Materials provided below:

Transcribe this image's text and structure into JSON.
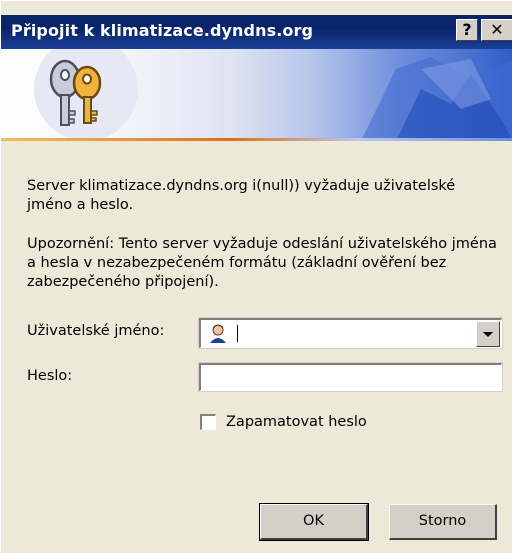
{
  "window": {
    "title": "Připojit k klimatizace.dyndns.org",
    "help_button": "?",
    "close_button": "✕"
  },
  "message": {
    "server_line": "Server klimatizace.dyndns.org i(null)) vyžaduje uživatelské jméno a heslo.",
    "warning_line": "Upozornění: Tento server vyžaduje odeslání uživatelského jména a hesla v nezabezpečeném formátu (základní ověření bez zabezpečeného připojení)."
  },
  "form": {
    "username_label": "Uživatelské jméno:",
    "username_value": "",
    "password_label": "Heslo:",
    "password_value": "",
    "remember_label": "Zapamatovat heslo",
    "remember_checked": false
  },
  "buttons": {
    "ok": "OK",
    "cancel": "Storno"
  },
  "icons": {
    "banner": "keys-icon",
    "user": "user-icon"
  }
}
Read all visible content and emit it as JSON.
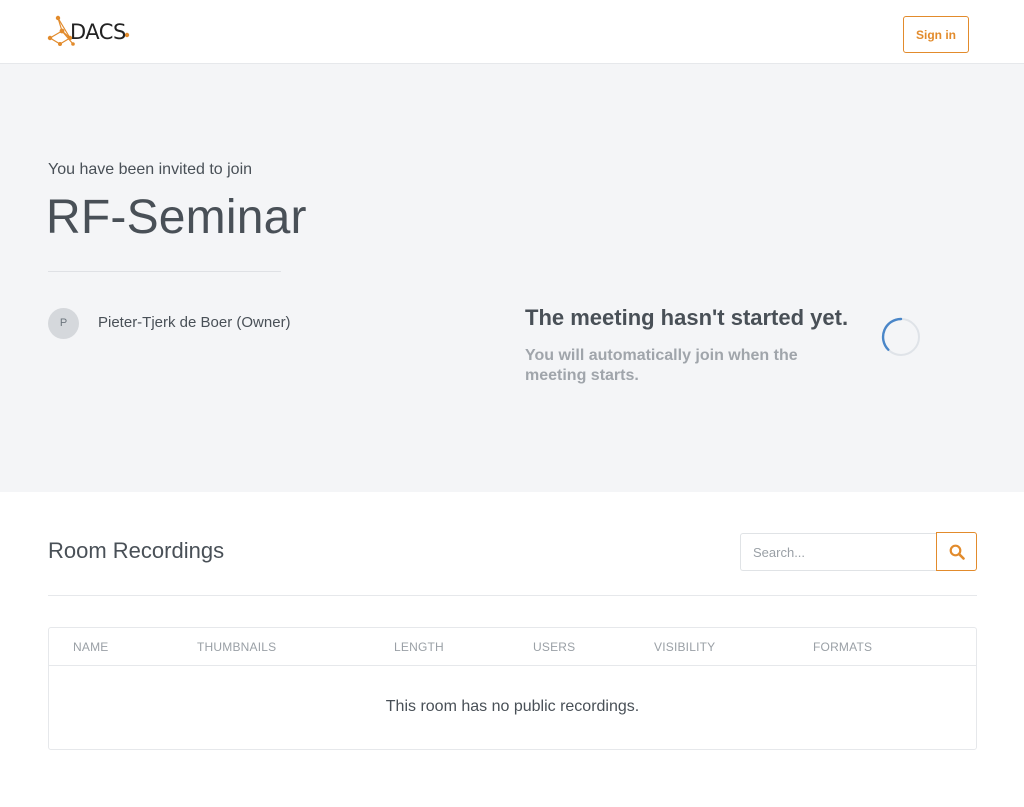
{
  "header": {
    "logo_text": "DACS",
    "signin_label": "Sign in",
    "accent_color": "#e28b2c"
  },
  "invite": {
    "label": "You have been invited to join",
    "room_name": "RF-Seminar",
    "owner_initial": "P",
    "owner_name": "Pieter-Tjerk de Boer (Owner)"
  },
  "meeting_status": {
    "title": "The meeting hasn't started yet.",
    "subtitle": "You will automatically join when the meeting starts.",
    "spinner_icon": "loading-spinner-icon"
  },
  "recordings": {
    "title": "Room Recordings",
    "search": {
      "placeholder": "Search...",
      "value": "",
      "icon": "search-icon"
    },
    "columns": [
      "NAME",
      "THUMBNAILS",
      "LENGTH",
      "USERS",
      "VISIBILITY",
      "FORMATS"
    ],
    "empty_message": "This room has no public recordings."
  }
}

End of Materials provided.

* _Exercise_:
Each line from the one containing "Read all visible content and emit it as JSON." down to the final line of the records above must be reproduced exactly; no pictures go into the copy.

* _Task output_:
Read all visible content and emit it as JSON.
{
  "header": {
    "logo_text": "DACS",
    "signin_label": "Sign in",
    "accent_color": "#e28b2c"
  },
  "invite": {
    "label": "You have been invited to join",
    "room_name": "RF-Seminar",
    "owner_initial": "P",
    "owner_name": "Pieter-Tjerk de Boer (Owner)"
  },
  "meeting_status": {
    "title": "The meeting hasn't started yet.",
    "subtitle": "You will automatically join when the meeting starts.",
    "spinner_icon": "loading-spinner-icon"
  },
  "recordings": {
    "title": "Room Recordings",
    "search": {
      "placeholder": "Search...",
      "value": "",
      "icon": "search-icon"
    },
    "columns": [
      "NAME",
      "THUMBNAILS",
      "LENGTH",
      "USERS",
      "VISIBILITY",
      "FORMATS"
    ],
    "empty_message": "This room has no public recordings."
  }
}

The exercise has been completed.